[[ DATA LISTING, beginning ]]

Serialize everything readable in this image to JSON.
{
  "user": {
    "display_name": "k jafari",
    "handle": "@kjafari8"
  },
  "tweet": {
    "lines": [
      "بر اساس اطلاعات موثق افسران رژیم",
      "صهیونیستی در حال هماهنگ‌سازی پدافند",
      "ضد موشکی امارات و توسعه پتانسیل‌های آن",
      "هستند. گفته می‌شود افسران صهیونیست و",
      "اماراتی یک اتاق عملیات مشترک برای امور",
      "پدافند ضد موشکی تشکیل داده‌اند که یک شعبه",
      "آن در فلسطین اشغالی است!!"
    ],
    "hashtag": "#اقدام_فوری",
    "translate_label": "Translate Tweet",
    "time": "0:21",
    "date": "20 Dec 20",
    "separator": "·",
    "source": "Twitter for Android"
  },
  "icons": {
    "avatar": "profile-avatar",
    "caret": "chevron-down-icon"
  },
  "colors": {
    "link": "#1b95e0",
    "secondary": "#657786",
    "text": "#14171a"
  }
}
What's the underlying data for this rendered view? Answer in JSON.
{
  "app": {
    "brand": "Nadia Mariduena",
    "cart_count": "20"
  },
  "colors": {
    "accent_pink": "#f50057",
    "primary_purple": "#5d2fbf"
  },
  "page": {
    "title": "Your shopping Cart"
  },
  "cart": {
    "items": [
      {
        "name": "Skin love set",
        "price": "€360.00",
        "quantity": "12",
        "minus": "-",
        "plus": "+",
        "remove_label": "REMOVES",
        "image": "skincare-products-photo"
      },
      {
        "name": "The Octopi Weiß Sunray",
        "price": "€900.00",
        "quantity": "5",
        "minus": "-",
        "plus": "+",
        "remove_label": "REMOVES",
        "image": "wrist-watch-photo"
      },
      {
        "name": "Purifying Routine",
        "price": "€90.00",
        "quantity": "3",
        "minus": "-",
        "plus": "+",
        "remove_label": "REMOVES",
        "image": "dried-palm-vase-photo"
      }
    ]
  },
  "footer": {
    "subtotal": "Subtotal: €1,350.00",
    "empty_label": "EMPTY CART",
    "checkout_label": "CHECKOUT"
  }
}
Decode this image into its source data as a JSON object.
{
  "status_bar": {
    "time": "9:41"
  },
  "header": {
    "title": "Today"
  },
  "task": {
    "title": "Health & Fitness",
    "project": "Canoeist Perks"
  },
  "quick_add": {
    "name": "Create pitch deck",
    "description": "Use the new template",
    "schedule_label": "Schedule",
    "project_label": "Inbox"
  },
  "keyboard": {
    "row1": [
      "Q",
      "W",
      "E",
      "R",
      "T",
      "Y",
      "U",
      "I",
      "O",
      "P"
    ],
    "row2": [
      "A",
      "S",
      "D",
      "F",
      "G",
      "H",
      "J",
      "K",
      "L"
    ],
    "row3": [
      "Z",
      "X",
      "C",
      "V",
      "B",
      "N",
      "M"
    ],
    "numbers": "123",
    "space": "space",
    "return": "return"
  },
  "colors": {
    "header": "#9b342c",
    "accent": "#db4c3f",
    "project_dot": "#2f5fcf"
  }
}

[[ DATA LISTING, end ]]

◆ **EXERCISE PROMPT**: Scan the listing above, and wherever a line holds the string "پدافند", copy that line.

◆ **COMPLETED EXERCISE**:
      "صهیونیستی در حال هماهنگ‌سازی پدافند",
      "پدافند ضد موشکی تشکیل داده‌اند که یک شعبه",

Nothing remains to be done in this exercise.